The Appeals Panel has held that the AMA Guides require a palpable defect for an impairment to be awarded for a hernia under Table 7. Appeals Panel Decision (APD) 072253-s, decided March 3, 2008. Although there was evidence that the claimant sustained complications after the initial January 2009 hernia repair, there was no evidence of a documented palpable defect in Dr. W’s examination to determine MMI and IR. As such, Dr. W’s IR assigning a 15% WPI for a hernia under Table 7 is not in accordance with the AMA Guides and therefore contrary to the preponderance of the other medical evidence. Accordingly, we reverse the hearing officer’s determination that the claimant’s IR is 36%.

As previously noted, the hearing officer’s determination that Dr. G’s report is not a valid report has not been appealed, and has become final and cannot be adopted. Since the hearing officer’s determination that the claimant’s IR is 36% has been reversed and there is no other assignment of an IR in evidence which we can adopt, consideration and development of the evidence is necessary to resolve the issue of the claimant’s IR.  See Albertson’s, Inc. v. Ellis, 131 S.W.3d 245 (Tex. App.—Fort Worth 2004, pet. denied). Accordingly, we remand the IR issue to the hearing officer.
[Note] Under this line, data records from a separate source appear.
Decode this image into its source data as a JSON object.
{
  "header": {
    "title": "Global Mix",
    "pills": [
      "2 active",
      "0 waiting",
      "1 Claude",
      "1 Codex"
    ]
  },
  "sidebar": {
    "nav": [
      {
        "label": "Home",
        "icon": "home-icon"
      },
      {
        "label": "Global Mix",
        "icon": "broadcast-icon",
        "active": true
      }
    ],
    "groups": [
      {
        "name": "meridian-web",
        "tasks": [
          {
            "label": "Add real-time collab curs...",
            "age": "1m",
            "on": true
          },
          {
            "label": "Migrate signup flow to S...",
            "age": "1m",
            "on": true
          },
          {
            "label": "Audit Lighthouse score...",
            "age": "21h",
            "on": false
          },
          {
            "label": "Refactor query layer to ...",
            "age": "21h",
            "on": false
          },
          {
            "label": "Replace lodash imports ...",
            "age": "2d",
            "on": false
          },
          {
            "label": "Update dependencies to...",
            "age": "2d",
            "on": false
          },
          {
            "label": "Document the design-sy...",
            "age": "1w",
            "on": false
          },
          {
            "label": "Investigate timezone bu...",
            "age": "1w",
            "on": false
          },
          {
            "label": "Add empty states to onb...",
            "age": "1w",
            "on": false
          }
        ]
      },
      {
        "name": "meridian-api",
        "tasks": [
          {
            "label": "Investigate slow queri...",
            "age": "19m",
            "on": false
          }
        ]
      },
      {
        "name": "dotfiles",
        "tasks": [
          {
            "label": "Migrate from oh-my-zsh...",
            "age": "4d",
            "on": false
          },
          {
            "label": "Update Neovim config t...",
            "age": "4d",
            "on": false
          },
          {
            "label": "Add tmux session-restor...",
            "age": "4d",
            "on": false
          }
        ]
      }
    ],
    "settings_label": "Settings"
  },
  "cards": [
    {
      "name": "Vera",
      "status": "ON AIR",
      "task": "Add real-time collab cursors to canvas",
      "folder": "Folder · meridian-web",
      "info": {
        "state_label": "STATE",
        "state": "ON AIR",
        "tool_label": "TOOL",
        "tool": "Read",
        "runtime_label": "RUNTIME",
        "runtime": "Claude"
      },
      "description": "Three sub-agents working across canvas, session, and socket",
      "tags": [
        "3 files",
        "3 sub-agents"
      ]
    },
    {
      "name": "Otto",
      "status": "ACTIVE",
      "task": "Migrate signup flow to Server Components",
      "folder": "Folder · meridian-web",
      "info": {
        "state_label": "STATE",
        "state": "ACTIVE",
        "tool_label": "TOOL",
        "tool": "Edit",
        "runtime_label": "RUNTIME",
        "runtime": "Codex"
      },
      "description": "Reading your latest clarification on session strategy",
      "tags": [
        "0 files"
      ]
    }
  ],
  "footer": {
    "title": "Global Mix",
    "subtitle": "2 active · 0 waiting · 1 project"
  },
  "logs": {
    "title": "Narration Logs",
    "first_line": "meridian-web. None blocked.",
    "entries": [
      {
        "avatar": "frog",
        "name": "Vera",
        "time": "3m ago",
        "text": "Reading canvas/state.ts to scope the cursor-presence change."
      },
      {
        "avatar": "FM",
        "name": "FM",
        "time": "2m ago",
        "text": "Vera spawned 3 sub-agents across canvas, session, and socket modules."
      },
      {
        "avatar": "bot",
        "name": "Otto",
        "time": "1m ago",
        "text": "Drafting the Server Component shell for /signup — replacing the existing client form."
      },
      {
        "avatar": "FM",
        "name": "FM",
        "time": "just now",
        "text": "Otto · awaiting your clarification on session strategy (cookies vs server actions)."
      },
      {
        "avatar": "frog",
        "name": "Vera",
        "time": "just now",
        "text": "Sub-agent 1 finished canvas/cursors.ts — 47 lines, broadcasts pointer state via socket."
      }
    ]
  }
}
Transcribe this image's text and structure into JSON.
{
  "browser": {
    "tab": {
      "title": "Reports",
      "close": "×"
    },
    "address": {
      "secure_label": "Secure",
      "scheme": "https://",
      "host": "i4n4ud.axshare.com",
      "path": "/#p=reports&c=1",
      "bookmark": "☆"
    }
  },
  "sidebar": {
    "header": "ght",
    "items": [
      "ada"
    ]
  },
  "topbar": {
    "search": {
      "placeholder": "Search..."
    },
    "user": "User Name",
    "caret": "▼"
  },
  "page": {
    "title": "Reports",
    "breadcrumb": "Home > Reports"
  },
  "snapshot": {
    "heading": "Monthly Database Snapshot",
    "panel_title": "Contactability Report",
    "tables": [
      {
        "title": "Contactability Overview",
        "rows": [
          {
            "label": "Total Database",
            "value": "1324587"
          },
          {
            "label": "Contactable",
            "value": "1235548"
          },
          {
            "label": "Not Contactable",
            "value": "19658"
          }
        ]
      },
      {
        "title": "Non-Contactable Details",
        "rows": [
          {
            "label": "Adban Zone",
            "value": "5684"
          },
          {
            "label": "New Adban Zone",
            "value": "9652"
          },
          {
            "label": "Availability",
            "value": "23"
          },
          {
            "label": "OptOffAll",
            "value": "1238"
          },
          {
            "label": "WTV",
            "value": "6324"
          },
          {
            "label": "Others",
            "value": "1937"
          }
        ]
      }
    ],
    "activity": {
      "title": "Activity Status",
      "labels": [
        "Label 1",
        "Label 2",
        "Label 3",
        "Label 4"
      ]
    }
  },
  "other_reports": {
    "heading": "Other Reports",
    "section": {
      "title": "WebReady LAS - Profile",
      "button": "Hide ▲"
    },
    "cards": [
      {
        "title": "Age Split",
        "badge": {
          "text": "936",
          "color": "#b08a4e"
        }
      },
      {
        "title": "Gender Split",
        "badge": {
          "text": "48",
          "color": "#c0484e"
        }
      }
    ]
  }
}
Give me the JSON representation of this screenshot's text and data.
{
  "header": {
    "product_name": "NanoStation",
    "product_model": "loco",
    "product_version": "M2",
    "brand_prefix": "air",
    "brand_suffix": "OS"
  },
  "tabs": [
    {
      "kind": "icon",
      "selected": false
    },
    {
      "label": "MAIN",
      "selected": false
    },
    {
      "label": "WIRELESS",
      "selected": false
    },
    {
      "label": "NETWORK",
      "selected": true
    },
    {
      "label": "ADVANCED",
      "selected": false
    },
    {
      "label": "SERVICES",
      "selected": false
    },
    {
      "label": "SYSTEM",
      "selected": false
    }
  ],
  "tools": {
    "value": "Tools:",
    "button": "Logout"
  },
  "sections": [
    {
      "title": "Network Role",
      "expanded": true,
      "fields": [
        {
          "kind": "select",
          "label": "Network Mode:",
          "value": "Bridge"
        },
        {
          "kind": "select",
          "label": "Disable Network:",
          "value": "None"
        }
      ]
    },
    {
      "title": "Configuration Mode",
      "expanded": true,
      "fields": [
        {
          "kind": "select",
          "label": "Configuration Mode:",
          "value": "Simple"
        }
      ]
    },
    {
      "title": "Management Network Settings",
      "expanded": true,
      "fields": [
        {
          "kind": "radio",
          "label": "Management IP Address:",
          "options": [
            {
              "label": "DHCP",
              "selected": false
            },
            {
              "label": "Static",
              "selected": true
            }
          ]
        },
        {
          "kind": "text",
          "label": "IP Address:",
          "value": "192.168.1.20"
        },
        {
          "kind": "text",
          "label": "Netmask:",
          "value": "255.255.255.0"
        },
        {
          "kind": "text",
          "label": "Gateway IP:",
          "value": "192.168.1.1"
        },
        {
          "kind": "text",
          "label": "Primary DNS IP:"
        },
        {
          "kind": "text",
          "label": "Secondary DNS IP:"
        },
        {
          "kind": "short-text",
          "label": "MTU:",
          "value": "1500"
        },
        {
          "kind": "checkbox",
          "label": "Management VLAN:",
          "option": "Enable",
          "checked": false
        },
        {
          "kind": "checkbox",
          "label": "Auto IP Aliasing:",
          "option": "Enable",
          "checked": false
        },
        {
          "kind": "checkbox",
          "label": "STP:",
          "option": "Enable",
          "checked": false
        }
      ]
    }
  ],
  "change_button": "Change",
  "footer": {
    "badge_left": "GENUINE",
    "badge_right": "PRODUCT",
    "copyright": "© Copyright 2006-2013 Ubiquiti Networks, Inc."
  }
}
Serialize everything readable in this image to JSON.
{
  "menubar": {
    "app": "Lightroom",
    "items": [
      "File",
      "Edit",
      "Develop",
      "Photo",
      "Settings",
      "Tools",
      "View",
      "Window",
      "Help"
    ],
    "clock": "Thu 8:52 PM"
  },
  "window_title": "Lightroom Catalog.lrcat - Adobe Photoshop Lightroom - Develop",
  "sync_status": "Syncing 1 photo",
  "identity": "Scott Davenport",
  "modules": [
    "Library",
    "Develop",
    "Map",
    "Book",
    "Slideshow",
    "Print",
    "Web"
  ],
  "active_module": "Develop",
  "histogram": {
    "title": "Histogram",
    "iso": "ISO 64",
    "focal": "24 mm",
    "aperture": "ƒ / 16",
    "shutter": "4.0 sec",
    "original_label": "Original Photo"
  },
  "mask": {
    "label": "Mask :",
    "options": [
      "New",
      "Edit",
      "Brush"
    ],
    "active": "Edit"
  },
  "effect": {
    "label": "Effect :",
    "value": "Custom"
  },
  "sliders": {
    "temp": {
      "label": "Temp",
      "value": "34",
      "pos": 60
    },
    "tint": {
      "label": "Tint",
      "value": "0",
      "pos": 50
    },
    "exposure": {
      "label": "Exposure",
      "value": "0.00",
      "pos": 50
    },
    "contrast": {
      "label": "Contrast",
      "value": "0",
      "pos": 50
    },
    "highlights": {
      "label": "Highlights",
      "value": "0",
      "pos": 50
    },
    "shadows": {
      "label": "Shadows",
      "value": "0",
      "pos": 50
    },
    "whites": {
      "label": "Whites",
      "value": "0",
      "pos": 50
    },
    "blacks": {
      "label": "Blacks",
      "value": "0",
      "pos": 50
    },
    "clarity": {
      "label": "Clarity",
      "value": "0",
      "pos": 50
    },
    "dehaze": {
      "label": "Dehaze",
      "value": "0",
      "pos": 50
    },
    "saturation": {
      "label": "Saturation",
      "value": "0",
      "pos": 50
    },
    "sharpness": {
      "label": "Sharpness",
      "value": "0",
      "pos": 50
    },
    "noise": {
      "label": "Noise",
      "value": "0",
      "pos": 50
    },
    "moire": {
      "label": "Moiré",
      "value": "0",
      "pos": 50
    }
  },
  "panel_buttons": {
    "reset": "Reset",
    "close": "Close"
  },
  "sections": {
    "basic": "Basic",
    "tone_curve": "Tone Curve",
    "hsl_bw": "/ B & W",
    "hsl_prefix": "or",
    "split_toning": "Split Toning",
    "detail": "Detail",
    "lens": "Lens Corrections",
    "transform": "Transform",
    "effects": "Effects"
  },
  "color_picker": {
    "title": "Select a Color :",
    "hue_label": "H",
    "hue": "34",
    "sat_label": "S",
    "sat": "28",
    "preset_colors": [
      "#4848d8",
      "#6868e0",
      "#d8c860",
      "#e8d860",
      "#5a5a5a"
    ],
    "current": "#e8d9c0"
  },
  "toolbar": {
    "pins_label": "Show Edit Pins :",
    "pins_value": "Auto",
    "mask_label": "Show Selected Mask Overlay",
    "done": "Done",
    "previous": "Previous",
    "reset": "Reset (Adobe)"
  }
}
On remand the hearing officer is to send a LOC to Dr. W, if he is still qualified and available to serve as the designated doctor, informing him that to assess impairment for a hernia-related injury under Table 7 of the AMA Guides there must be a palpable defect in the supporting structures of the abdominal wall. Further, the hearing officer is to inform Dr. W that he is not limited to consideration of Table 7 in assessing the claimant’s impairment for an abdominal wall injury, and that he may choose to re-examine the claimant to assess the claimant’s IR. Dr. W should also be informed that the assignment of the IR for the compensable injury must be based on the claimant’s condition as of the stipulated date of MMI, March 26, 2009, considering the medical records and the certifying examination. A copy of this IR is to be made available to the parties and the parties are to be given an opportunity to respond.  The hearing officer is then to make a determination on the IR issue. If Dr. W is no longer qualified and available to serve as the designated doctor, then another designated doctor is to be appointed pursuant to Rule 126.7(h).[1]

Pending resolution of the remand, a final decision has not been made in this case.  However, since reversal and remand necessitate the issuance of a new decision and order by the hearing officer, a party who wishes to appeal from such new decision must file a request for review not later than 15 days after the date on which such new decision is received from the Division, pursuant to Section 410.202 which was amended June 17, 2001, to exclude Saturdays and Sundays and holidays listed in Section 662.003 of the Texas Government Code in the computation of the 15-day appeal and response periods.  See APD 060721, decided June 12, 2006.

The true corporate name of the insurance carrier is TEXAS MUTUAL INSURANCE COMPANY and the name and address of its registered agent for service of process is



AUSTIN, TX 78723.

Carisa Space-Beam
Appeals Judge


Cynthia A. Brown
Appeals Judge

Thomas A. Knapp
Appeals Judge

  1. We note that the Division has adopted new rules concerning designated doctor scheduling and examinations effective February 1, 2011. The pertinent part of Rule 126.7(h) cited above is provided in the new Rule 127.5(d).